Image above: ULA's Delta IV rocket lifts off with the AFSPC-6 mission for the United States Air Force.

A United Launch Alliance (ULA) Delta IV rocket carrying the AFSPC-6 mission for the United States Air Force lifted off from Space Launch Complex-37 Aug. 19 at 12:52 a.m. EDT. This is ULA’s seventh launch in 2016 and the 110th successful launch since the company was formed in December 2006.

“Thank you to the ULA, Air Force and industry partners for the outstanding teamwork and flawless execution that made today’s mission a success,” said Laura Maginnis, ULA vice president of Custom Services. “This morning’s AFSPC-6 launch is a prime example of why our customers continue to place their trust us to launch our nation’s crucial space capabilities.”

Delta IV AFSPC-6 Launch Highlights

This mission was launched aboard a Delta IV Medium+ (4,2) configuration Evolved Expendable Launch Vehicle (EELV) powered by one common booster core.

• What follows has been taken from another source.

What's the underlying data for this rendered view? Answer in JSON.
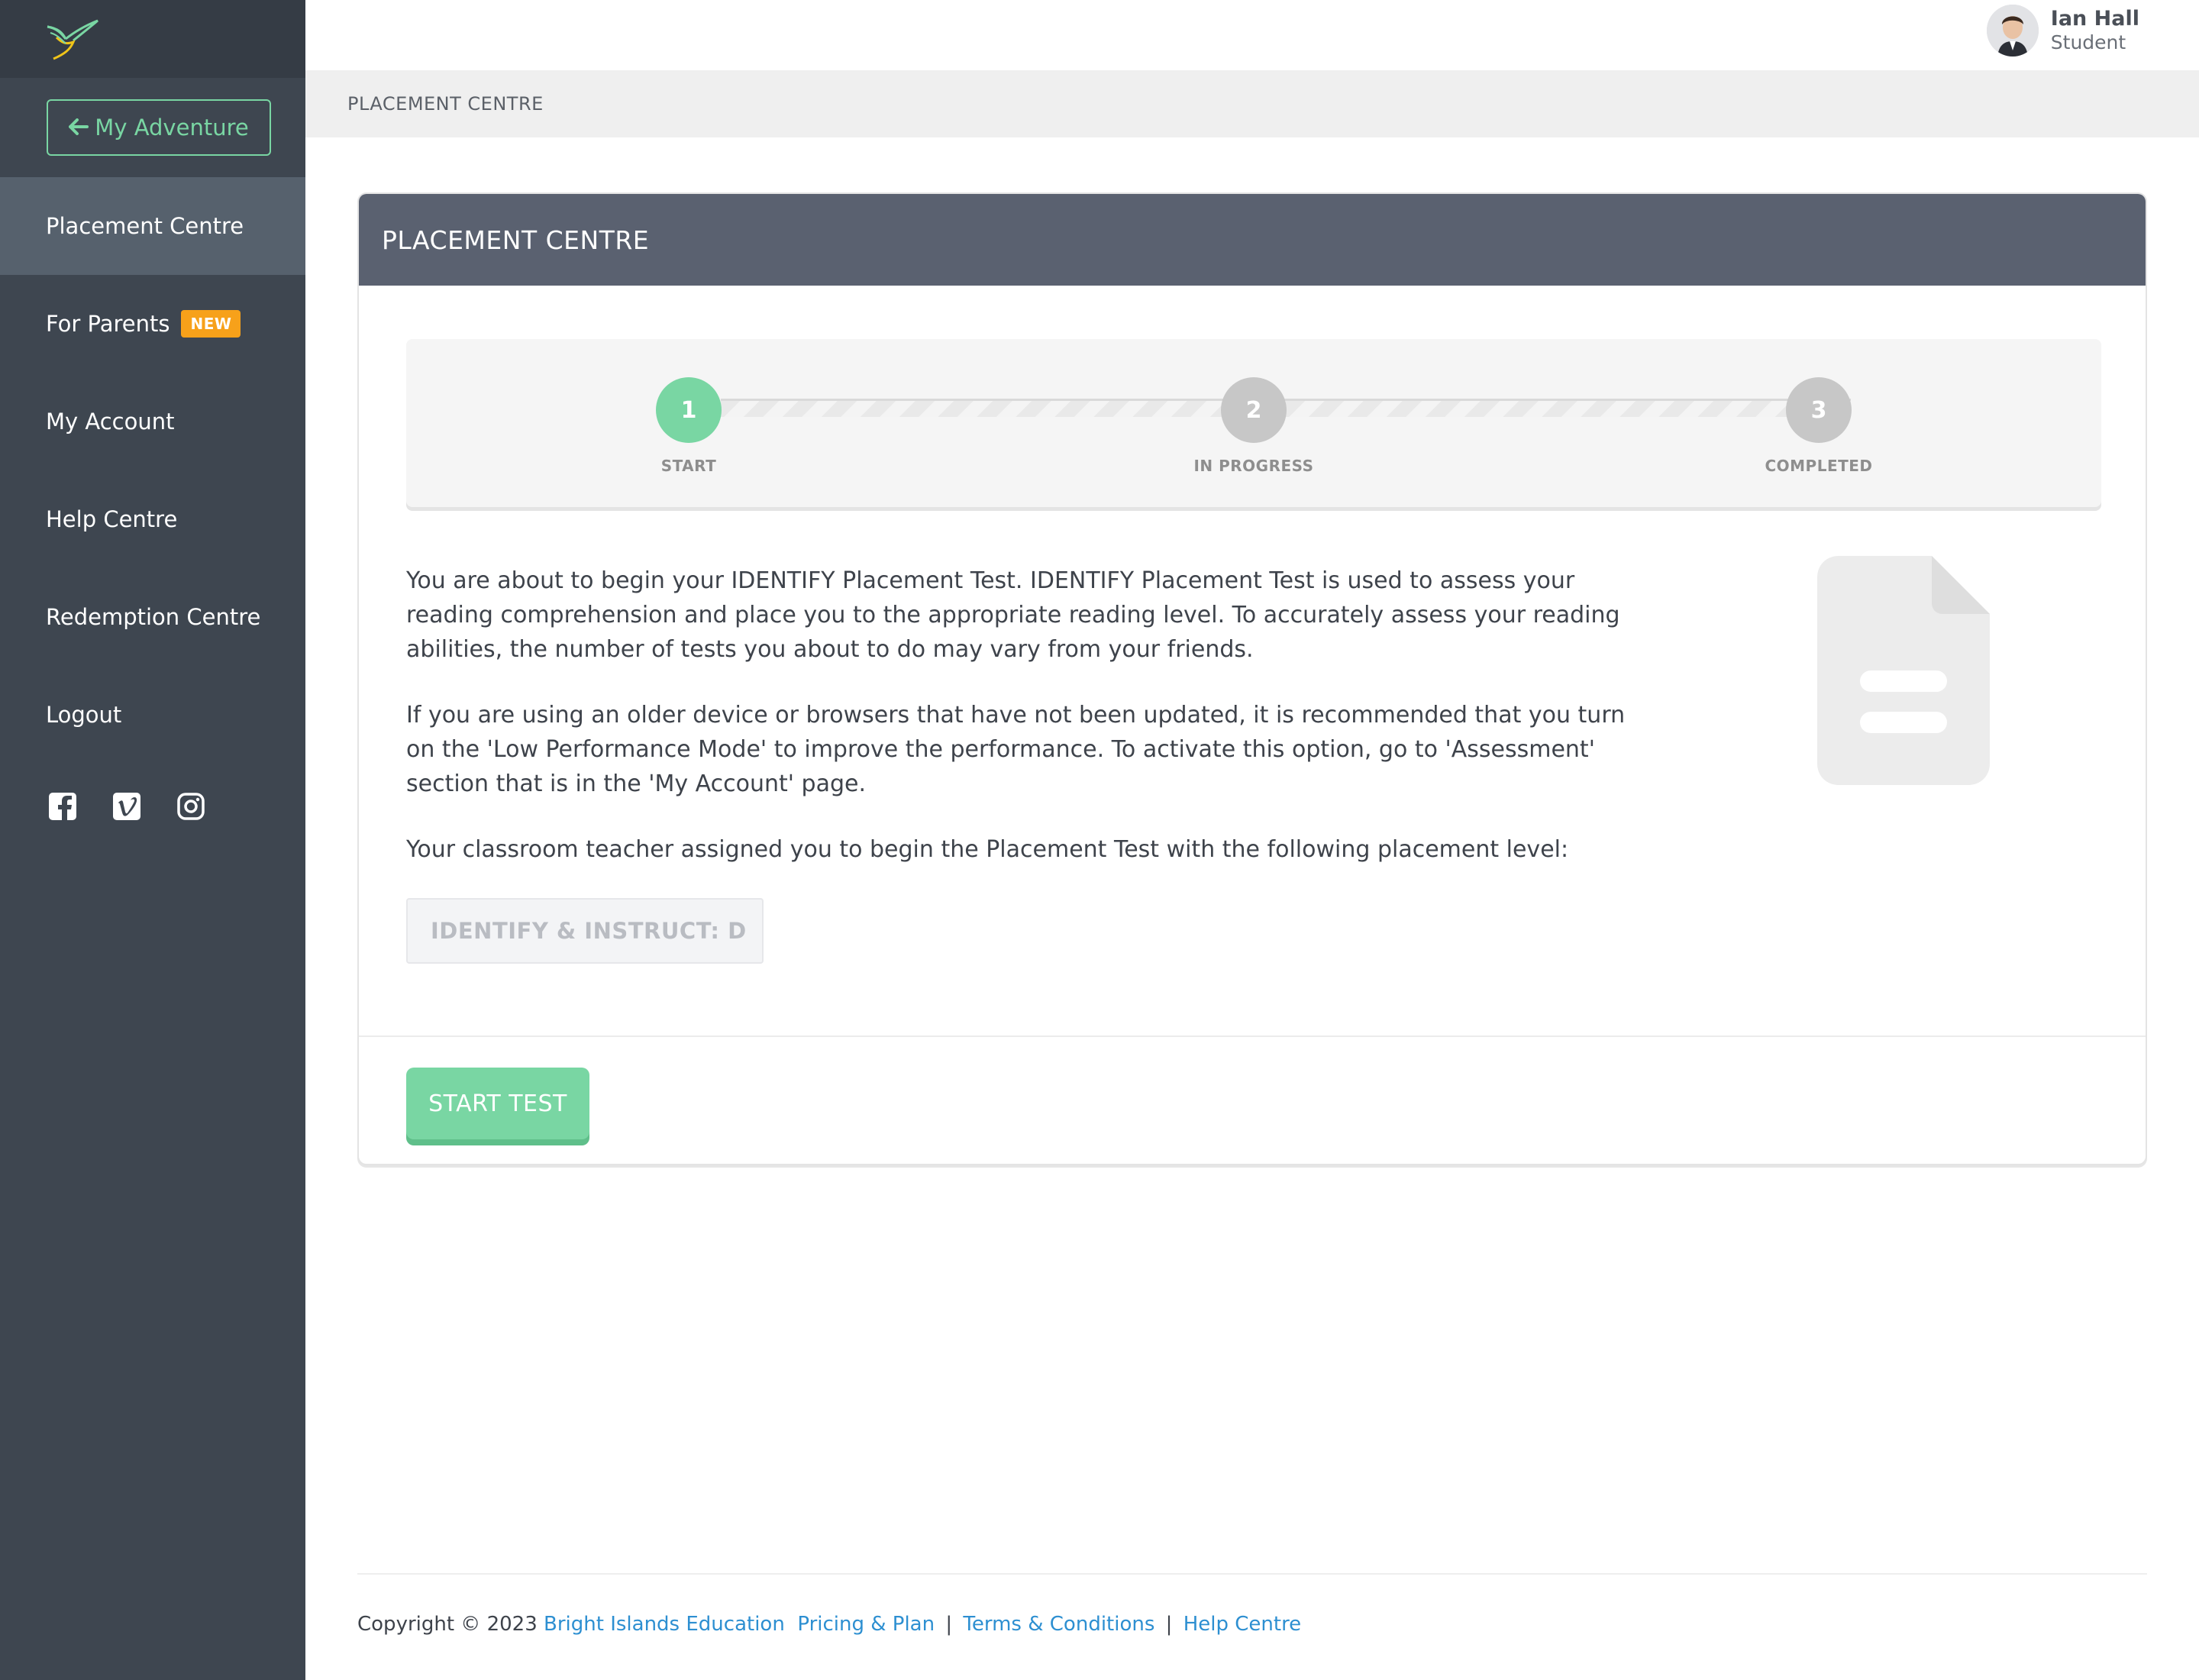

The common booster core was powered by an RS-68A liquid hydrogen/liquid oxygen engine producing 702,000 pounds of thrust. A single RL10B liquid hydrogen/liquid oxygen engine powered the second stage. The booster and upper stage engines are both built by Aerojet Rocketdyne. ULA constructed the Delta IV Medium+ (4,2) launch vehicle in Decatur, Alabama.

The AFSPC-6 mission consists of twin Geosynchronous Space Situational Awareness Program (GSSAP) spacecraft, built by Orbital ATK. The new satellites will join the first two GSSAP spacecraft  launched approximately two years ago aboard a Delta IV launch vehicle. GSSAP is a space-based capability that collects space situational awareness data, allowing for more accurate tracking and characterization of man-made orbiting objects. It has a clear, unobstructed, and distinct vantage point for viewing resident space objects orbiting earth in a near-geosynchronous orbit without the weather or atmosphere disruptions that limit ground-based observations. The data from GSSAP greatly improves our ability to rapidly detect, warn, characterize and attribute disturbances to space systems in the geosynchronous environment.

 GSSAP USAF 1 & 2 satellites

ULA's next launch is the Atlas V OSIRIS-REx spacecraft for NASA. The launch is scheduled for Sept. 8 from Space Launch Complex-41 at Cape Canaveral Air Force Station, Florida.

The EELV program was established by the U.S. Air Force to provide assured access to space for Department of Defense and other government payloads. The commercially developed EELV program supports the full range of government mission requirements, while delivering on schedule and providing significant cost savings over the heritage launch systems.

With more than a century of combined heritage, United Launch Alliance is the nation’s most experienced and reliable launch service provider. ULA has successfully delivered more than 100 satellites to orbit that provide critical capabilities for troops in the field, aid meteorologists in tracking severe weather, enable personal device-based GPS navigation and unlock the mysteries of our solar system.

For more information on ULA, visit the ULA website at Join the conversation at, and

Images, Video, Text, Credits: United Launch Alliance (ULA)/Günter Space Page.